(Supplied records Opens)

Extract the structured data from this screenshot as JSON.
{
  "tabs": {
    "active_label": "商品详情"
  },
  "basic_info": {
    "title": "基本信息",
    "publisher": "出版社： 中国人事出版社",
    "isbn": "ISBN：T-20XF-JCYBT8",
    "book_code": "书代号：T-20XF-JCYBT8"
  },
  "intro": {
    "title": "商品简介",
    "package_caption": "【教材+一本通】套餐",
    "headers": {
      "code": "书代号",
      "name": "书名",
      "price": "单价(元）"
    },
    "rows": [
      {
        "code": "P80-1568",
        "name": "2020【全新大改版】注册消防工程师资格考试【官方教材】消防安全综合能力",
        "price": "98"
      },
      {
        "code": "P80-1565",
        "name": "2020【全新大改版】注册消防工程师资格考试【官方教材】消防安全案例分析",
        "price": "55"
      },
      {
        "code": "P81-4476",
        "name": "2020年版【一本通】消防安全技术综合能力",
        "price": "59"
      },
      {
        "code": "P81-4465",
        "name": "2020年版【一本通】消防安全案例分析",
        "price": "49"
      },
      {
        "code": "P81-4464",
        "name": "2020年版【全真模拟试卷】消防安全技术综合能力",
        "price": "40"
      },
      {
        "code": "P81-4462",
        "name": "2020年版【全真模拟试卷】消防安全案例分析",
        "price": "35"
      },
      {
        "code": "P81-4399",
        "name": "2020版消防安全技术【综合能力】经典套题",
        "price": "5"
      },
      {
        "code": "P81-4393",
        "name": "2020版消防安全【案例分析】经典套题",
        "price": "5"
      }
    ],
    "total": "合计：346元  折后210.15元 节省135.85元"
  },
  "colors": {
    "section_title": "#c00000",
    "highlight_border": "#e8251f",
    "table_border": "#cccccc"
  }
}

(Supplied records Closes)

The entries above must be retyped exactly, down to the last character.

◆ **Task solution**
Extract the structured data from this screenshot as JSON.
{
  "tabs": {
    "active_label": "商品详情"
  },
  "basic_info": {
    "title": "基本信息",
    "publisher": "出版社： 中国人事出版社",
    "isbn": "ISBN：T-20XF-JCYBT8",
    "book_code": "书代号：T-20XF-JCYBT8"
  },
  "intro": {
    "title": "商品简介",
    "package_caption": "【教材+一本通】套餐",
    "headers": {
      "code": "书代号",
      "name": "书名",
      "price": "单价(元）"
    },
    "rows": [
      {
        "code": "P80-1568",
        "name": "2020【全新大改版】注册消防工程师资格考试【官方教材】消防安全综合能力",
        "price": "98"
      },
      {
        "code": "P80-1565",
        "name": "2020【全新大改版】注册消防工程师资格考试【官方教材】消防安全案例分析",
        "price": "55"
      },
      {
        "code": "P81-4476",
        "name": "2020年版【一本通】消防安全技术综合能力",
        "price": "59"
      },
      {
        "code": "P81-4465",
        "name": "2020年版【一本通】消防安全案例分析",
        "price": "49"
      },
      {
        "code": "P81-4464",
        "name": "2020年版【全真模拟试卷】消防安全技术综合能力",
        "price": "40"
      },
      {
        "code": "P81-4462",
        "name": "2020年版【全真模拟试卷】消防安全案例分析",
        "price": "35"
      },
      {
        "code": "P81-4399",
        "name": "2020版消防安全技术【综合能力】经典套题",
        "price": "5"
      },
      {
        "code": "P81-4393",
        "name": "2020版消防安全【案例分析】经典套题",
        "price": "5"
      }
    ],
    "total": "合计：346元  折后210.15元 节省135.85元"
  },
  "colors": {
    "section_title": "#c00000",
    "highlight_border": "#e8251f",
    "table_border": "#cccccc"
  }
}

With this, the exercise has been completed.